Luke Skywalker’s childhood may have been a little less harsh if he had grown up on the more temperate Tatooine — as a new, Yale-led study identifies.

According to the study’s authors, binary star systems have more climate-friendly planets — in other words, planets with two suns — than previously known. And, he says, it could be a sign that, at least in some ways, the universe leans toward orderly alignment rather than chaotic misalignment.

For the study, the researchers looked at planets in binary star systems — systems where individual planets orbit the host star, with another star, located nearby, orbiting the entire system. (The fictional desert planet Tatooine from the “Star Wars” movies is in a binary star system.)

“We show for the first time that there is an unexpected cluster of systems where everything has order,” said Milena Rice, assistant professor of astronomy in the Yale Faculty of Arts and Sciences and lead author of the new study. which was published on February 22. Astronomical Journal. “The planets orbit in the same direction as the first star, and the second star orbits in the same plane as the planets in the system.”

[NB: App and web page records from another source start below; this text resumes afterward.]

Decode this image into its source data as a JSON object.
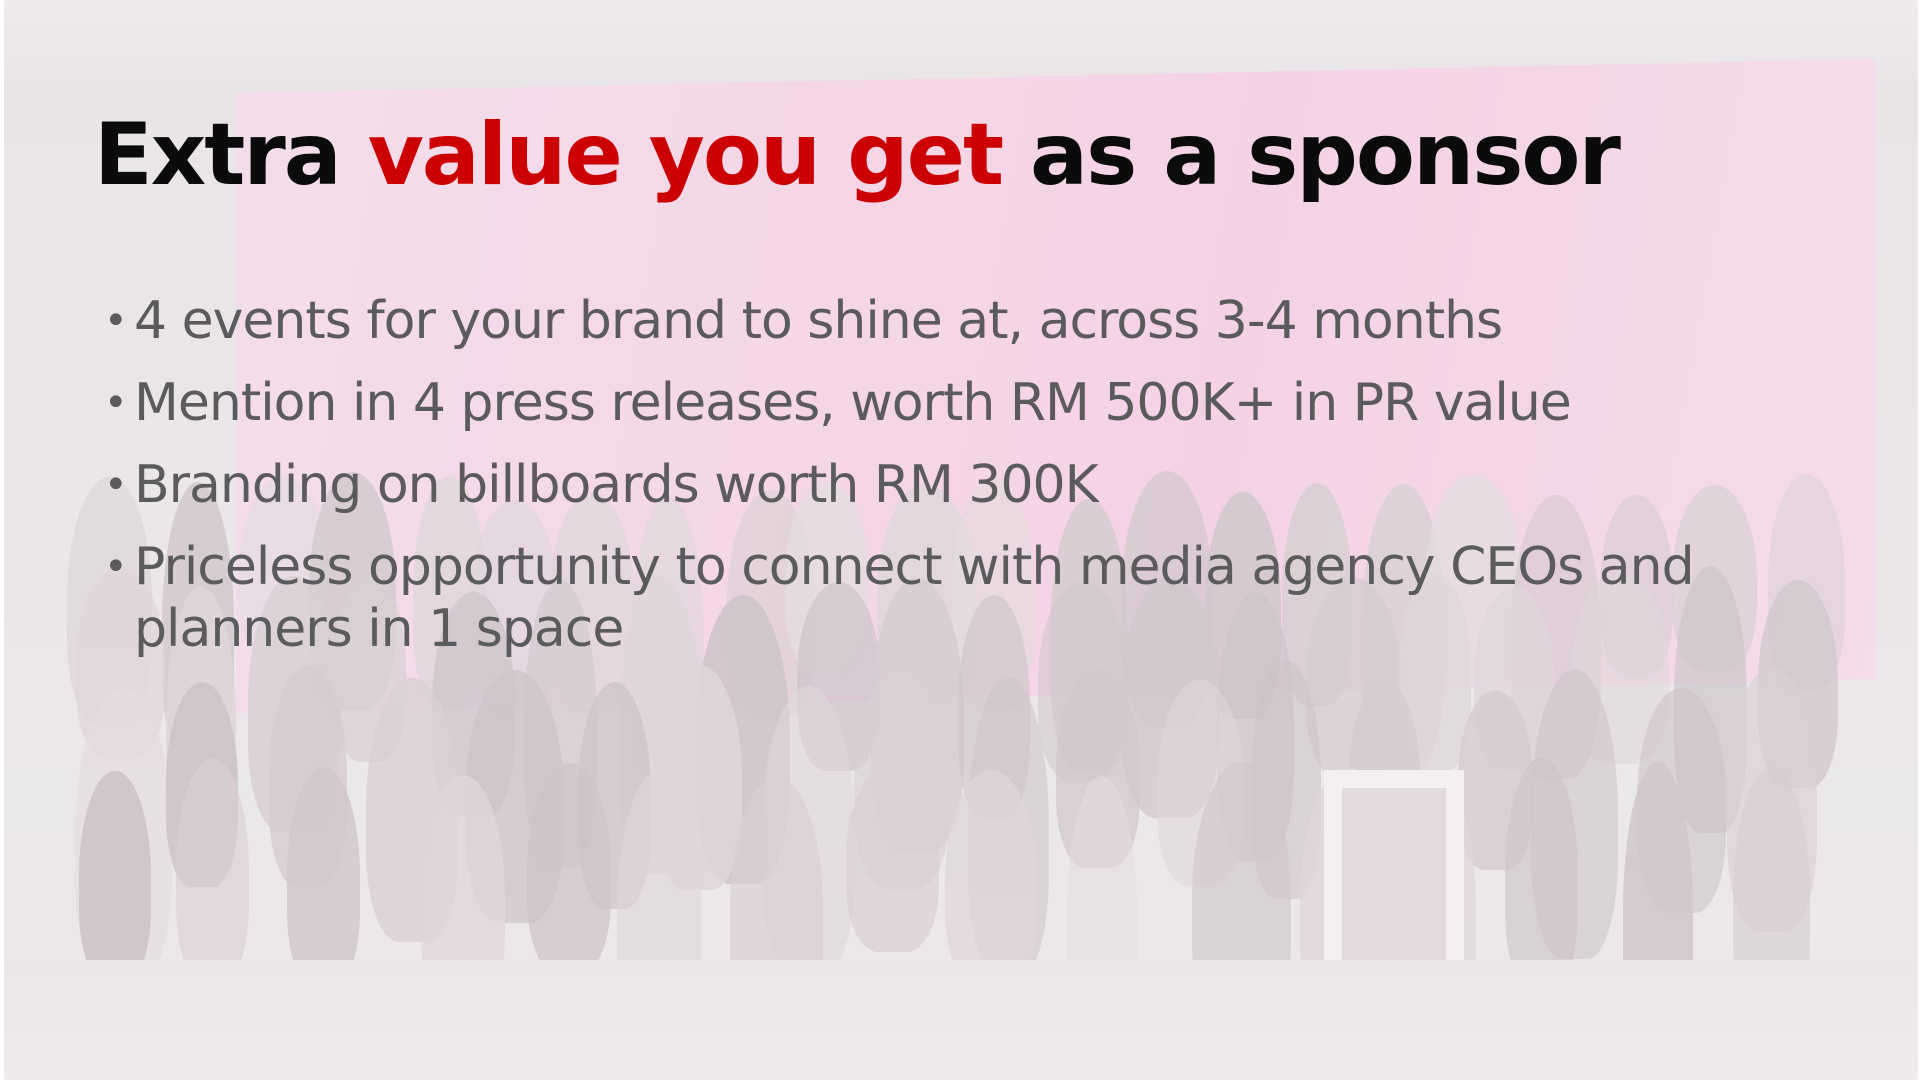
{
  "slide": {
    "title": {
      "part1": "Extra ",
      "accent": "value you get",
      "part2": " as a sponsor"
    },
    "bullets": [
      "4 events for your brand to shine at, across 3-4 months",
      "Mention in 4 press releases, worth RM 500K+ in PR value",
      "Branding on billboards worth RM 300K",
      "Priceless opportunity to connect with media agency CEOs and planners in 1 space"
    ],
    "bullet_glyph": "•"
  },
  "colors": {
    "title": "#0b0b0b",
    "accent": "#cc0000",
    "body_text": "#5b5b5d",
    "stage_pink": "#f3aed6"
  }
}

Rice’s team used a variety of sources, including the Gaia DR3 catalog of high-precision stellar astronomy, the Planetary Systems Composite Parameters Table from the NASA Exoplanet Archive, and the TEPCat catalog of exoplanet spin-orbit angle measurements, 3D geometries To create 3D geometry. star system.

The researchers found that nine of the 40 systems they studied had “perfect” alignment.

“This could be an indication that planetary systems like to push toward an orderly arrangement,” Rice said. “This is also good news for the formation of life in these systems. Companions to stars that are connected differently can wreak havoc on planetary systems, collapsing them or warming the planets over time. “

And how would the world view a more temperate Tatooine?

During certain seasons of the year, it will be continuous daylight, with one star illuminating one side of the planet, while the other star is illuminating the other half of the planet. But that sunlight won’t always be warm, because one of the stars will be far away.

At other times of the year, both suns illuminate the same side of the planet, with one sun appearing much larger than the other.

Rice will give a presentation on the study at the Extreme Solar Systems conference in New Zealand in March.

The study’s co-author is Konstantin Gerbeg, a Yale Ph.D. student in astrophysics, and Andrew Vanderburgh, assistant professor of physics at MIT.

The research was funded, in part, by the Heising-Simons Foundation and the 51 Pegasi b Fellowship Program.